Go through the material and pull out every line with the string "image" in it.

*** Input records ***

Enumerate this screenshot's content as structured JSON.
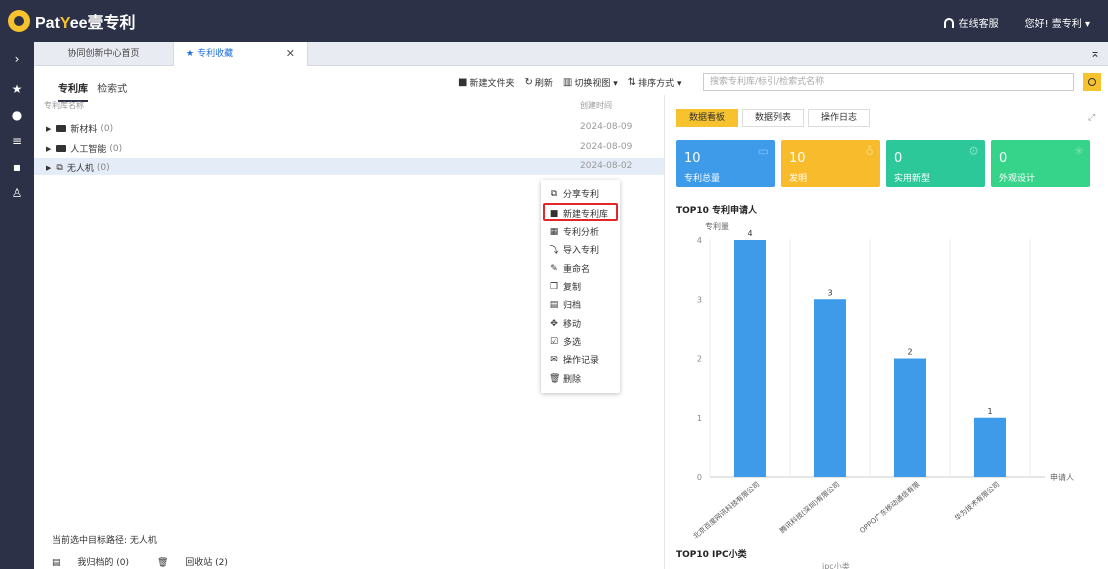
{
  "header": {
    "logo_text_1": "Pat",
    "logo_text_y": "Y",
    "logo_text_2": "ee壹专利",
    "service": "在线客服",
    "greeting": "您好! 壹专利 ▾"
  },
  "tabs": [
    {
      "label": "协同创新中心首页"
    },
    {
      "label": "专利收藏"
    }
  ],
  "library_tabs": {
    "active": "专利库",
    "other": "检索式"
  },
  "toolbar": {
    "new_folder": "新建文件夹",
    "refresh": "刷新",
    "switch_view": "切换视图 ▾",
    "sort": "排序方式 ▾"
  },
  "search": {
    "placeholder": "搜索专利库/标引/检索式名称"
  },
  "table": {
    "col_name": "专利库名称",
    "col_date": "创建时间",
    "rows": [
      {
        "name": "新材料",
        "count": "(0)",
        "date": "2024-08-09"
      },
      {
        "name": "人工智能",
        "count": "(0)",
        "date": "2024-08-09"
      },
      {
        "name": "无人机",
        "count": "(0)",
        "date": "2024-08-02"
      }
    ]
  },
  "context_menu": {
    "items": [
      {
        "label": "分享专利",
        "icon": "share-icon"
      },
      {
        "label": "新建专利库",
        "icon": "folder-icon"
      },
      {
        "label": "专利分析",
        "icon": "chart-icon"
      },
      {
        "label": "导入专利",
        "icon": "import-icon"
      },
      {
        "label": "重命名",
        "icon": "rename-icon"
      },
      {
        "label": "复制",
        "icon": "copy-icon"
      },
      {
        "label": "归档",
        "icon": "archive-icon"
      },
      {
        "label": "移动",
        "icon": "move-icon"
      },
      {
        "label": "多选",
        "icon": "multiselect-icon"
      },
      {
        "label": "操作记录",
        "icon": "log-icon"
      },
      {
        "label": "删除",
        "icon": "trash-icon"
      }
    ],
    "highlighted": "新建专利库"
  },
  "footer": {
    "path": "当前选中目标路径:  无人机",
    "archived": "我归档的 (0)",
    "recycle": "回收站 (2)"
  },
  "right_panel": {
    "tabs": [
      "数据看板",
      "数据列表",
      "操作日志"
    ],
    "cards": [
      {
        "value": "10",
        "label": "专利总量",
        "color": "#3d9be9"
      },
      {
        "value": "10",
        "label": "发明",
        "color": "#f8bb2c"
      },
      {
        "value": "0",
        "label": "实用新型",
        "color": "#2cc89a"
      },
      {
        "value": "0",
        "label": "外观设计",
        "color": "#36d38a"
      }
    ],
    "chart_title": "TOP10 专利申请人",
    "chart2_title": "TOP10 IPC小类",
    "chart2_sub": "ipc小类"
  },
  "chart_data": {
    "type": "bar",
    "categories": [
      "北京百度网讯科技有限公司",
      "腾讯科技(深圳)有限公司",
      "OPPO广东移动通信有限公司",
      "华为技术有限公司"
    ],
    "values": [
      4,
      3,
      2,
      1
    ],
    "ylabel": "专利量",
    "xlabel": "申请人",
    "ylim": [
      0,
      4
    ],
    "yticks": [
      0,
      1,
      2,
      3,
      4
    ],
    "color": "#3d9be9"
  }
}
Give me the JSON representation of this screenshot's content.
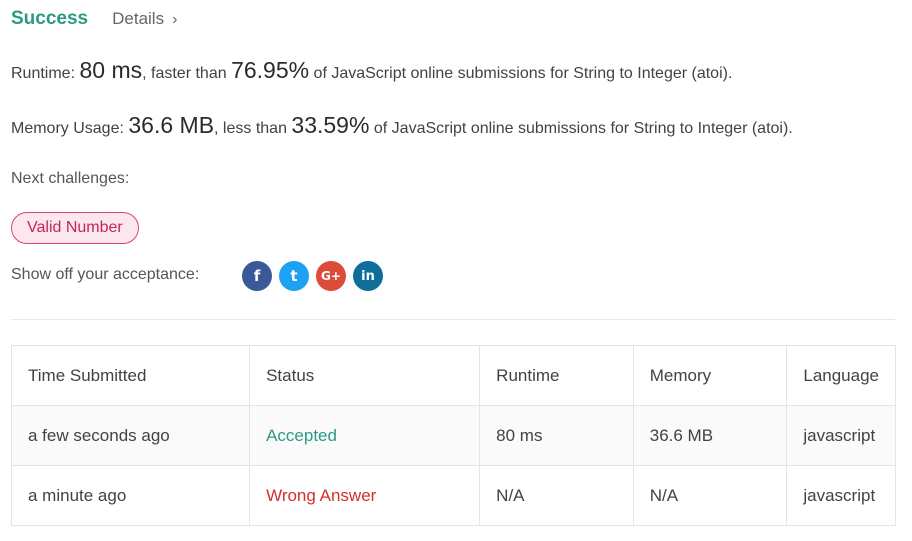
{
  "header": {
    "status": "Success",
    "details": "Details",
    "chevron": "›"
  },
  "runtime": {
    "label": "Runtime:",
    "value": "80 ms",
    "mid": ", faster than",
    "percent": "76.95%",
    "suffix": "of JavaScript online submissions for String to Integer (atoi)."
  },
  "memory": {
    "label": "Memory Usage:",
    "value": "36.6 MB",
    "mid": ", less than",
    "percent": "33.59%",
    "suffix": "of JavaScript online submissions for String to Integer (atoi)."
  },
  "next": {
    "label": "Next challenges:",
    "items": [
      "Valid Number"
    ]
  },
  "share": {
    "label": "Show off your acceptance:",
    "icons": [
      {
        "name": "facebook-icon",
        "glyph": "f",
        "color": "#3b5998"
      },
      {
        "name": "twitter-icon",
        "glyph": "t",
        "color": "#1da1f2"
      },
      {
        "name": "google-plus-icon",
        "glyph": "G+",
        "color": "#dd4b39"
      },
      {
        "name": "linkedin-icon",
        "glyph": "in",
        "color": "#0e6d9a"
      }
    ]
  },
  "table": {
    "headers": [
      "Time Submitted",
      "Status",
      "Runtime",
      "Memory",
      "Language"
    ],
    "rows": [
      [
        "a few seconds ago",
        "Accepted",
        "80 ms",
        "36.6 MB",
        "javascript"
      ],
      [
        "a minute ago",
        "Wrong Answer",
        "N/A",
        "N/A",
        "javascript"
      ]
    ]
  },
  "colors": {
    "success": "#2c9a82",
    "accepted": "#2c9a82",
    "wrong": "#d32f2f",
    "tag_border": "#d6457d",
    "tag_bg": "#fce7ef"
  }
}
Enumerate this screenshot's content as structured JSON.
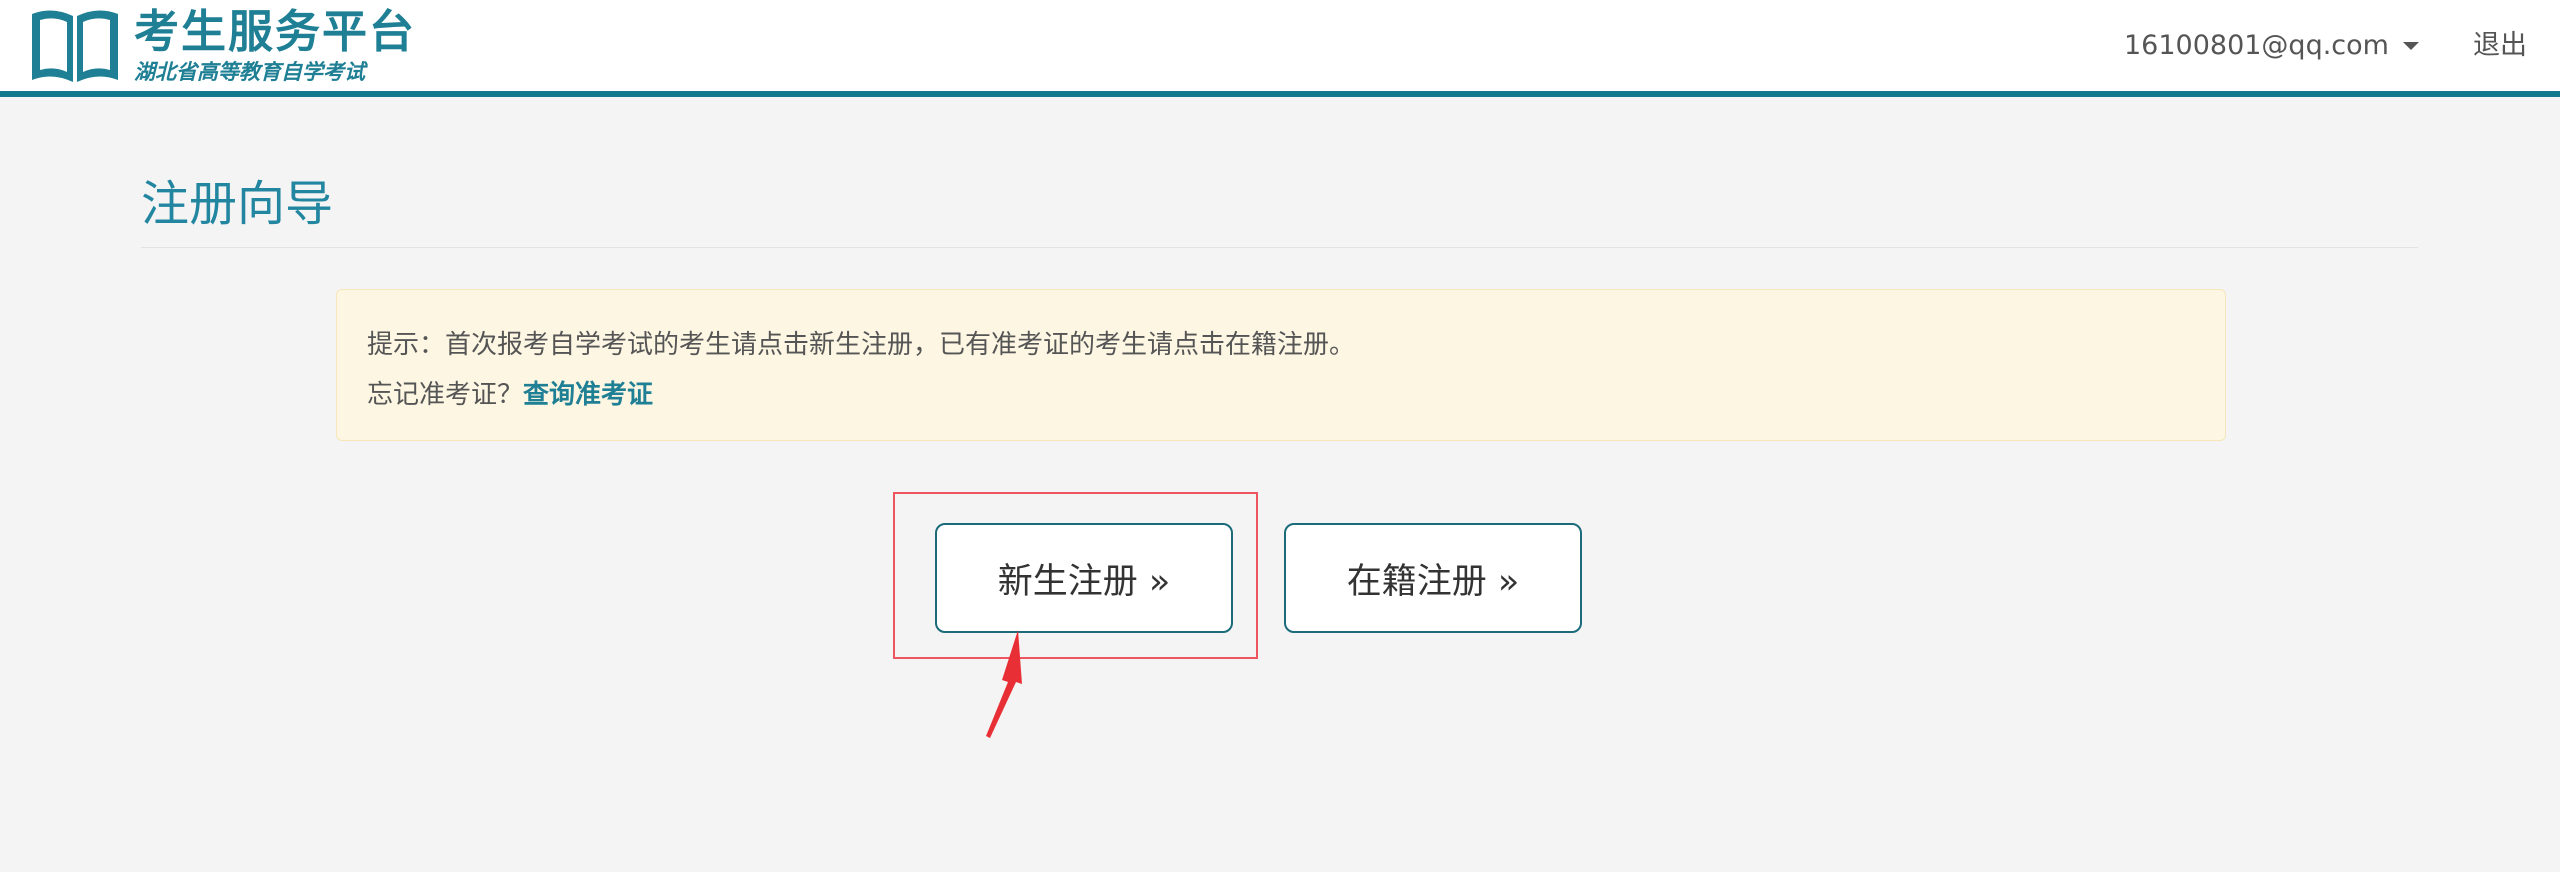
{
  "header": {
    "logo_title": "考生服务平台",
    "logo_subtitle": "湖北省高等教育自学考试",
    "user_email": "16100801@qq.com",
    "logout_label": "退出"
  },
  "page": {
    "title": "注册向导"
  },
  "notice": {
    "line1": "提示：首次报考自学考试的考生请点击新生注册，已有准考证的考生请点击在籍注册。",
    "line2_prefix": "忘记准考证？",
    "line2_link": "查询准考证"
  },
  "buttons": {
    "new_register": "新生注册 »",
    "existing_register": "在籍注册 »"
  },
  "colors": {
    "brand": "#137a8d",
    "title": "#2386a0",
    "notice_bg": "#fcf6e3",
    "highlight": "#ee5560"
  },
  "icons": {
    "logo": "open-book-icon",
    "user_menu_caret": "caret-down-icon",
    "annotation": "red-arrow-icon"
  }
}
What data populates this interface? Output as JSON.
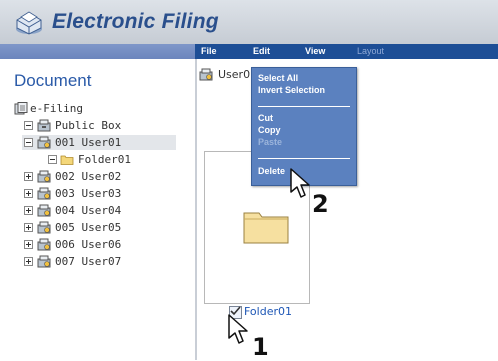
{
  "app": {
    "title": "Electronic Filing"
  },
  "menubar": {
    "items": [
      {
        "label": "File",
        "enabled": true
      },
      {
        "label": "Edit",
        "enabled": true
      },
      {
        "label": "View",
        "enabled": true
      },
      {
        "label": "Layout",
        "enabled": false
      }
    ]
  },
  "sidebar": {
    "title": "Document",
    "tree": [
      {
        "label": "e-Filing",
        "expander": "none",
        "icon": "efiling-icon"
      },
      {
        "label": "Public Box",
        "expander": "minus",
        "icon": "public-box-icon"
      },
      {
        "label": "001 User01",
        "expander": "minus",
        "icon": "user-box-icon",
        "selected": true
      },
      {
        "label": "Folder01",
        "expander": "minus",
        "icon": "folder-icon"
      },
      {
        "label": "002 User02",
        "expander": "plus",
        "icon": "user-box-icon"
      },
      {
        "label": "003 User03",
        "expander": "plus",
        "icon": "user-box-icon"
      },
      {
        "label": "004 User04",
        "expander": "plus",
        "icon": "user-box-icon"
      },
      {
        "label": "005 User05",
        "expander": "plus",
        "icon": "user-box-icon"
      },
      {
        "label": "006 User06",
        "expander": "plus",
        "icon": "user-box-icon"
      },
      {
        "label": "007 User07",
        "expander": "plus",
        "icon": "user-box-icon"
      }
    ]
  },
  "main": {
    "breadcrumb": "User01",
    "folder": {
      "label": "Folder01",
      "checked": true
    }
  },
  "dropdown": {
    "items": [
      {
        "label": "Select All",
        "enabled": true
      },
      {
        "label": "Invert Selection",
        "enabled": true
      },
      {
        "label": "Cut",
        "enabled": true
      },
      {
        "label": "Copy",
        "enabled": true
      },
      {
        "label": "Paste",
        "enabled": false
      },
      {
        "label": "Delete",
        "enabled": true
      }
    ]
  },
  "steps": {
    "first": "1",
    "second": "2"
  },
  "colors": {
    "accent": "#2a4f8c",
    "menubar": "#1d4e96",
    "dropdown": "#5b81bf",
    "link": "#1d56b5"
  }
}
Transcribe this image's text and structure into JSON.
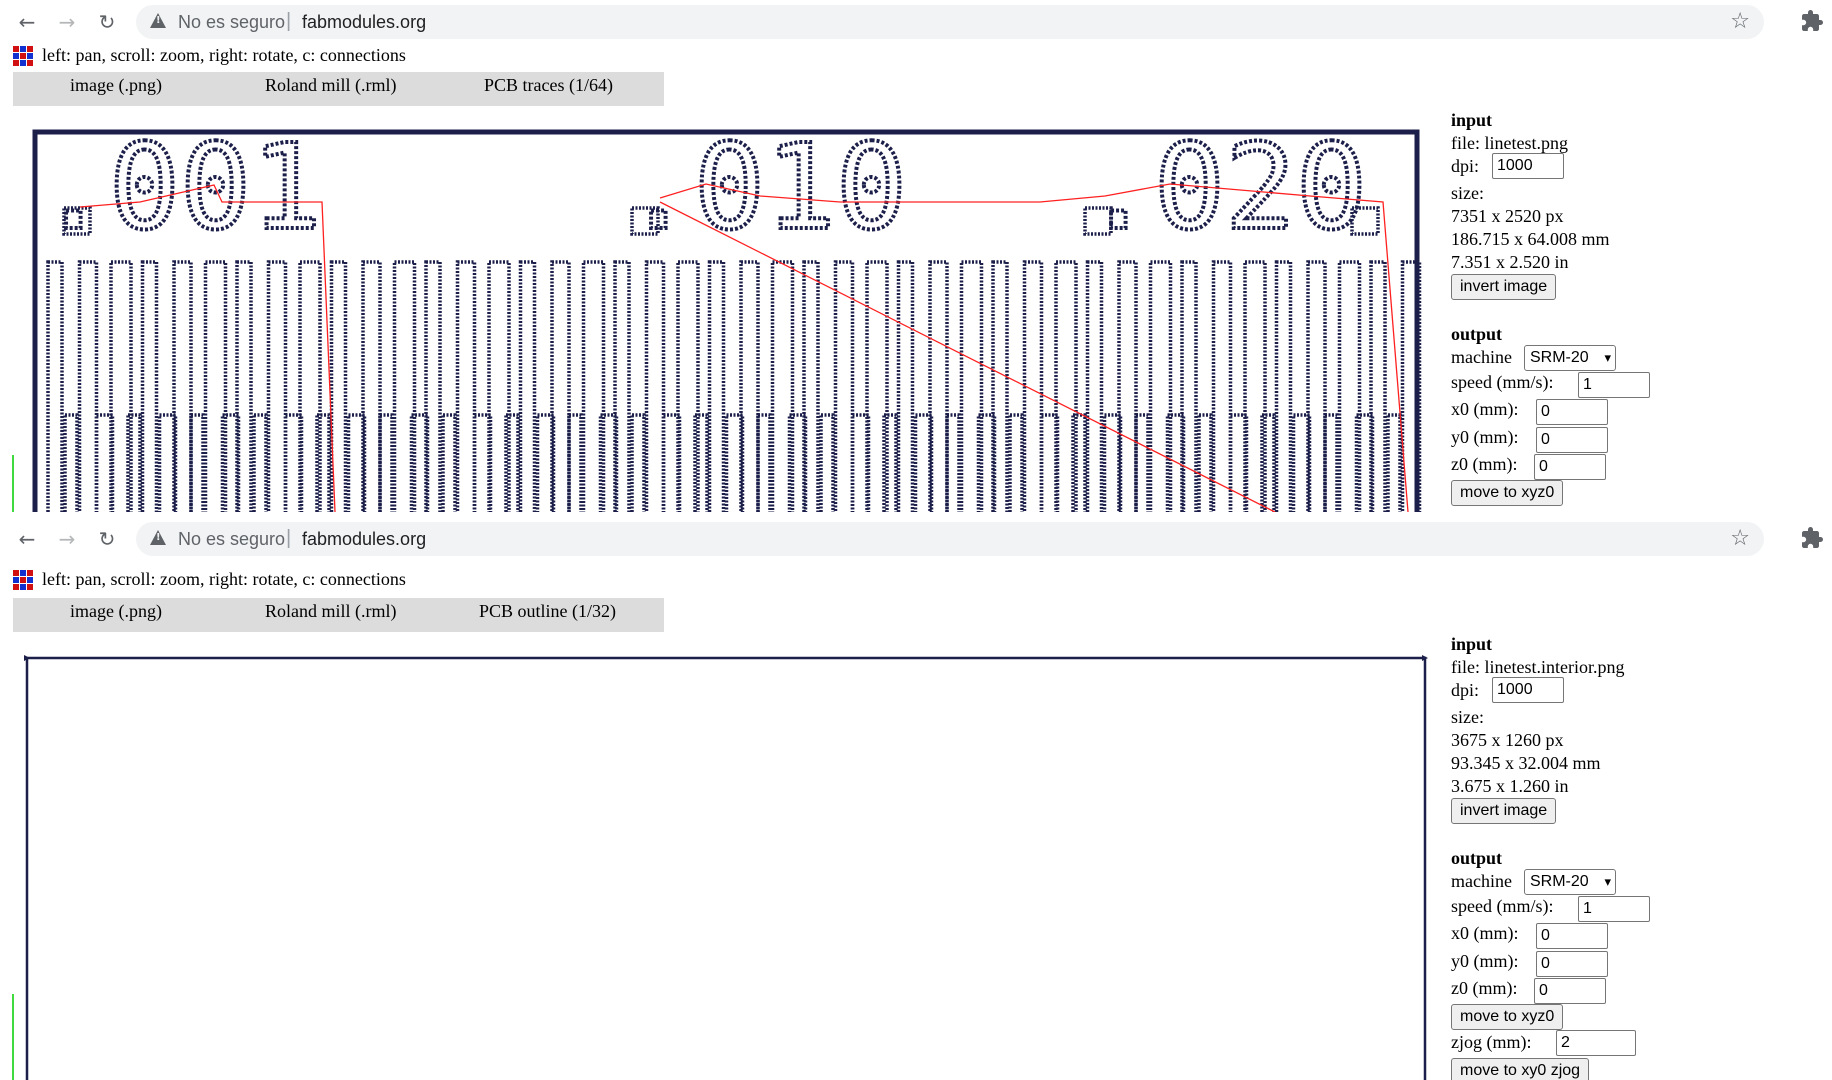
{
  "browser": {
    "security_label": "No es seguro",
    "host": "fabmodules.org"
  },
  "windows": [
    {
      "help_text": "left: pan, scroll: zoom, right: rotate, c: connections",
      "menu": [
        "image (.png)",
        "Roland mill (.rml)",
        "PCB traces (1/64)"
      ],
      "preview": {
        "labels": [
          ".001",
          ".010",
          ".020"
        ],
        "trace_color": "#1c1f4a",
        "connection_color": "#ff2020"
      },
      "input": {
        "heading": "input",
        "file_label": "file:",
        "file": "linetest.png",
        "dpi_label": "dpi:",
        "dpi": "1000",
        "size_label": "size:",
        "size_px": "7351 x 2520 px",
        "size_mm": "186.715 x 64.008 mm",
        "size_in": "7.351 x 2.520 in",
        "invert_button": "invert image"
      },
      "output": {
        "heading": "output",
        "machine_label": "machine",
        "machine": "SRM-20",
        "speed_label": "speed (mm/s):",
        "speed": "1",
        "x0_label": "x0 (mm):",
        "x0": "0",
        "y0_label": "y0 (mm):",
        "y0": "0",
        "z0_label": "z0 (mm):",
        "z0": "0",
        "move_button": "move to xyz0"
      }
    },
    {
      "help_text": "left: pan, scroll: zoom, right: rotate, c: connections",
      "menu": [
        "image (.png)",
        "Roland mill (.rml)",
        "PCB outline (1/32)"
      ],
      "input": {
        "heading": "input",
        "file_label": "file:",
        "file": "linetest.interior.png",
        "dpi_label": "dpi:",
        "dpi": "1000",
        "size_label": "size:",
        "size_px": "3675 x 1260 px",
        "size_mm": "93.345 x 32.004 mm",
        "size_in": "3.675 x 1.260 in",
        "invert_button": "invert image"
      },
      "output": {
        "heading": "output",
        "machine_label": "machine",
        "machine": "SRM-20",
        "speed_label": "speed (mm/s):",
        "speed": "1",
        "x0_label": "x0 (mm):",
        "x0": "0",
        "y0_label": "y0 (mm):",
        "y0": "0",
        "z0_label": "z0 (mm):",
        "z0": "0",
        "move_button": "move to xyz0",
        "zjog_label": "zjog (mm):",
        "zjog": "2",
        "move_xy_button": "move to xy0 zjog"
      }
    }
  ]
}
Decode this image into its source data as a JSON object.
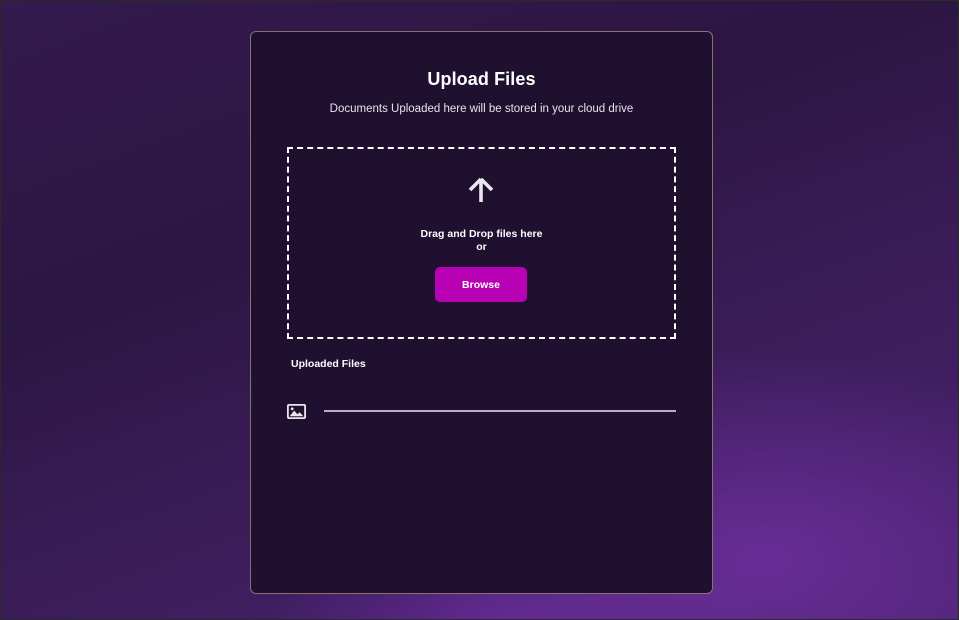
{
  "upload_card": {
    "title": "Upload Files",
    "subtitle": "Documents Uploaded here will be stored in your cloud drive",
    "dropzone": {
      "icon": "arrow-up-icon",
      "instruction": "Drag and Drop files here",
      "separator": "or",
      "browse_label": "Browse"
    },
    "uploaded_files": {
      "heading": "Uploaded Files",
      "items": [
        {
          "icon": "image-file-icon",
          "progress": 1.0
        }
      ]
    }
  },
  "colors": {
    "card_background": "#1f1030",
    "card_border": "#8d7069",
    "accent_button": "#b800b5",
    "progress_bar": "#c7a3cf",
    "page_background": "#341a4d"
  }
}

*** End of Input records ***

*Answer area:*
Transcribe this image's text and structure into JSON.
        "image (.png)",
        "invert_button": "invert image"
        "image (.png)",
        "invert_button": "invert image"
Decode this image into its source data as a JSON object.
          "icon": "image-file-icon",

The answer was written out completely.